WORK INSTRUCTIONS >> Print the data in full, exactly as it reads.

Website and app data records:
┏━━

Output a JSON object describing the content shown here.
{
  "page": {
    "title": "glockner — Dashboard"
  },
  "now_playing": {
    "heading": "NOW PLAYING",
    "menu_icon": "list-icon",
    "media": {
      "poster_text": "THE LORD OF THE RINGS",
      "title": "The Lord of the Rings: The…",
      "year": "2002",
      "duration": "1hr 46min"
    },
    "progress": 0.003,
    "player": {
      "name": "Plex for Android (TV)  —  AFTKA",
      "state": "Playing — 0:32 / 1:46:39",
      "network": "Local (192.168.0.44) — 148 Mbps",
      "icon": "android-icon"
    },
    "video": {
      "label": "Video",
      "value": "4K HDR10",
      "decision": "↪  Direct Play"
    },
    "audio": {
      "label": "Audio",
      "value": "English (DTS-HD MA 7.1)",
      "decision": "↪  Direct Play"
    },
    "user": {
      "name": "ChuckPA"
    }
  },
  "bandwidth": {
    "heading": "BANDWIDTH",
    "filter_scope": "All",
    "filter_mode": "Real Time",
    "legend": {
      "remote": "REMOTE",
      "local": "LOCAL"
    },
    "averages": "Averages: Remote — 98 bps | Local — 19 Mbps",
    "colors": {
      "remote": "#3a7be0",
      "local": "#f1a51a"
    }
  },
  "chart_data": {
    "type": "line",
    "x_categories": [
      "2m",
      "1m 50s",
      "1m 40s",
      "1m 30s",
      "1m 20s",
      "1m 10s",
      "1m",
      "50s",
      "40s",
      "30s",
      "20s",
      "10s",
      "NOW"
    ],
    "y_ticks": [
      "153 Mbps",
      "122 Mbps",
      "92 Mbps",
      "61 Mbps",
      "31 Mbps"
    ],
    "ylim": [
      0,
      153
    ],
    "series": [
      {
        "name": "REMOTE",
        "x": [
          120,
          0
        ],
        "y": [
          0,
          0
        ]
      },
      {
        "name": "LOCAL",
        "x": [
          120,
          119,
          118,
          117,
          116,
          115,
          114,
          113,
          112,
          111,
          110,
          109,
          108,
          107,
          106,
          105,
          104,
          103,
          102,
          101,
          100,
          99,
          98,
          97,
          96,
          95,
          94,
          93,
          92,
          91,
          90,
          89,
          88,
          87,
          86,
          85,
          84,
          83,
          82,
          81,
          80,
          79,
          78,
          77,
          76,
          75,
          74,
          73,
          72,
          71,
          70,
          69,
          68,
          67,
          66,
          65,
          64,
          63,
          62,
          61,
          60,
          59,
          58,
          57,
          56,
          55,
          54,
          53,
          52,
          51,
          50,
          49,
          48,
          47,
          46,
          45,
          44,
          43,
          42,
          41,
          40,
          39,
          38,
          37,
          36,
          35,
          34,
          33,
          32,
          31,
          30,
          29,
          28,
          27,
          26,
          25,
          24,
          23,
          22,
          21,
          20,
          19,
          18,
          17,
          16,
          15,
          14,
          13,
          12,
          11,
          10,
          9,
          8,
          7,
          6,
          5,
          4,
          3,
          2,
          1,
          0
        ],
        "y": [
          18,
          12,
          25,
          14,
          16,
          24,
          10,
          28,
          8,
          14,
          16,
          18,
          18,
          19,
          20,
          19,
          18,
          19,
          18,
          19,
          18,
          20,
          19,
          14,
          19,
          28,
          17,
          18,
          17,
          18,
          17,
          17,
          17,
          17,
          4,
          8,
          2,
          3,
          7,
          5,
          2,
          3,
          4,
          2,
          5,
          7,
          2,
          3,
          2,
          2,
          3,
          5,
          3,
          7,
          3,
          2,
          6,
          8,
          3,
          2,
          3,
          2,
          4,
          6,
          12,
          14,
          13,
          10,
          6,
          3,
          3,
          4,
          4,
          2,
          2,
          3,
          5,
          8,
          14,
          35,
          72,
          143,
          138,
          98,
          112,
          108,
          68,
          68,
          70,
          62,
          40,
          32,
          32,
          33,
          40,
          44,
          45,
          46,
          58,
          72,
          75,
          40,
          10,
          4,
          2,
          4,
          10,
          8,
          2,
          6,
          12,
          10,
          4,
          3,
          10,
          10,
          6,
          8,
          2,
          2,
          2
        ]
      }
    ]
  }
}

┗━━

RESULT OF THIS TASK >>
Output a JSON object describing the content shown here.
{
  "page": {
    "title": "glockner — Dashboard"
  },
  "now_playing": {
    "heading": "NOW PLAYING",
    "menu_icon": "list-icon",
    "media": {
      "poster_text": "THE LORD OF THE RINGS",
      "title": "The Lord of the Rings: The…",
      "year": "2002",
      "duration": "1hr 46min"
    },
    "progress": 0.003,
    "player": {
      "name": "Plex for Android (TV)  —  AFTKA",
      "state": "Playing — 0:32 / 1:46:39",
      "network": "Local (192.168.0.44) — 148 Mbps",
      "icon": "android-icon"
    },
    "video": {
      "label": "Video",
      "value": "4K HDR10",
      "decision": "↪  Direct Play"
    },
    "audio": {
      "label": "Audio",
      "value": "English (DTS-HD MA 7.1)",
      "decision": "↪  Direct Play"
    },
    "user": {
      "name": "ChuckPA"
    }
  },
  "bandwidth": {
    "heading": "BANDWIDTH",
    "filter_scope": "All",
    "filter_mode": "Real Time",
    "legend": {
      "remote": "REMOTE",
      "local": "LOCAL"
    },
    "averages": "Averages: Remote — 98 bps | Local — 19 Mbps",
    "colors": {
      "remote": "#3a7be0",
      "local": "#f1a51a"
    }
  },
  "chart_data": {
    "type": "line",
    "x_categories": [
      "2m",
      "1m 50s",
      "1m 40s",
      "1m 30s",
      "1m 20s",
      "1m 10s",
      "1m",
      "50s",
      "40s",
      "30s",
      "20s",
      "10s",
      "NOW"
    ],
    "y_ticks": [
      "153 Mbps",
      "122 Mbps",
      "92 Mbps",
      "61 Mbps",
      "31 Mbps"
    ],
    "ylim": [
      0,
      153
    ],
    "series": [
      {
        "name": "REMOTE",
        "x": [
          120,
          0
        ],
        "y": [
          0,
          0
        ]
      },
      {
        "name": "LOCAL",
        "x": [
          120,
          119,
          118,
          117,
          116,
          115,
          114,
          113,
          112,
          111,
          110,
          109,
          108,
          107,
          106,
          105,
          104,
          103,
          102,
          101,
          100,
          99,
          98,
          97,
          96,
          95,
          94,
          93,
          92,
          91,
          90,
          89,
          88,
          87,
          86,
          85,
          84,
          83,
          82,
          81,
          80,
          79,
          78,
          77,
          76,
          75,
          74,
          73,
          72,
          71,
          70,
          69,
          68,
          67,
          66,
          65,
          64,
          63,
          62,
          61,
          60,
          59,
          58,
          57,
          56,
          55,
          54,
          53,
          52,
          51,
          50,
          49,
          48,
          47,
          46,
          45,
          44,
          43,
          42,
          41,
          40,
          39,
          38,
          37,
          36,
          35,
          34,
          33,
          32,
          31,
          30,
          29,
          28,
          27,
          26,
          25,
          24,
          23,
          22,
          21,
          20,
          19,
          18,
          17,
          16,
          15,
          14,
          13,
          12,
          11,
          10,
          9,
          8,
          7,
          6,
          5,
          4,
          3,
          2,
          1,
          0
        ],
        "y": [
          18,
          12,
          25,
          14,
          16,
          24,
          10,
          28,
          8,
          14,
          16,
          18,
          18,
          19,
          20,
          19,
          18,
          19,
          18,
          19,
          18,
          20,
          19,
          14,
          19,
          28,
          17,
          18,
          17,
          18,
          17,
          17,
          17,
          17,
          4,
          8,
          2,
          3,
          7,
          5,
          2,
          3,
          4,
          2,
          5,
          7,
          2,
          3,
          2,
          2,
          3,
          5,
          3,
          7,
          3,
          2,
          6,
          8,
          3,
          2,
          3,
          2,
          4,
          6,
          12,
          14,
          13,
          10,
          6,
          3,
          3,
          4,
          4,
          2,
          2,
          3,
          5,
          8,
          14,
          35,
          72,
          143,
          138,
          98,
          112,
          108,
          68,
          68,
          70,
          62,
          40,
          32,
          32,
          33,
          40,
          44,
          45,
          46,
          58,
          72,
          75,
          40,
          10,
          4,
          2,
          4,
          10,
          8,
          2,
          6,
          12,
          10,
          4,
          3,
          10,
          10,
          6,
          8,
          2,
          2,
          2
        ]
      }
    ]
  }
}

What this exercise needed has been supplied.